▶ [TASK REQUIREMENTS]
Output the entries exactly.
BEGIN DATA SHOWN
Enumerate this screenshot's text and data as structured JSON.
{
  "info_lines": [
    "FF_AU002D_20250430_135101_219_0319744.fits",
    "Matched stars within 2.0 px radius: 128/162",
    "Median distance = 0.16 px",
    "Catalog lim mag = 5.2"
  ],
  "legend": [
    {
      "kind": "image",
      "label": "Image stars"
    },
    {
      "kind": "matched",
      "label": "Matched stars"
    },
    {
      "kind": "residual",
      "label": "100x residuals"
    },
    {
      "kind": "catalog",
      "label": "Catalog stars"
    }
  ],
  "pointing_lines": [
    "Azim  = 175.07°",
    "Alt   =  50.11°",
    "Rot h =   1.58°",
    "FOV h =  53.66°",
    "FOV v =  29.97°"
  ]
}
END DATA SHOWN
▶ [WRITTEN ANSWER]
Enumerate this screenshot's text and data as structured JSON.
{
  "info_lines": [
    "FF_AU002D_20250430_135101_219_0319744.fits",
    "Matched stars within 2.0 px radius: 128/162",
    "Median distance = 0.16 px",
    "Catalog lim mag = 5.2"
  ],
  "legend": [
    {
      "kind": "image",
      "label": "Image stars"
    },
    {
      "kind": "matched",
      "label": "Matched stars"
    },
    {
      "kind": "residual",
      "label": "100x residuals"
    },
    {
      "kind": "catalog",
      "label": "Catalog stars"
    }
  ],
  "pointing_lines": [
    "Azim  = 175.07°",
    "Alt   =  50.11°",
    "Rot h =   1.58°",
    "FOV h =  53.66°",
    "FOV v =  29.97°"
  ]
}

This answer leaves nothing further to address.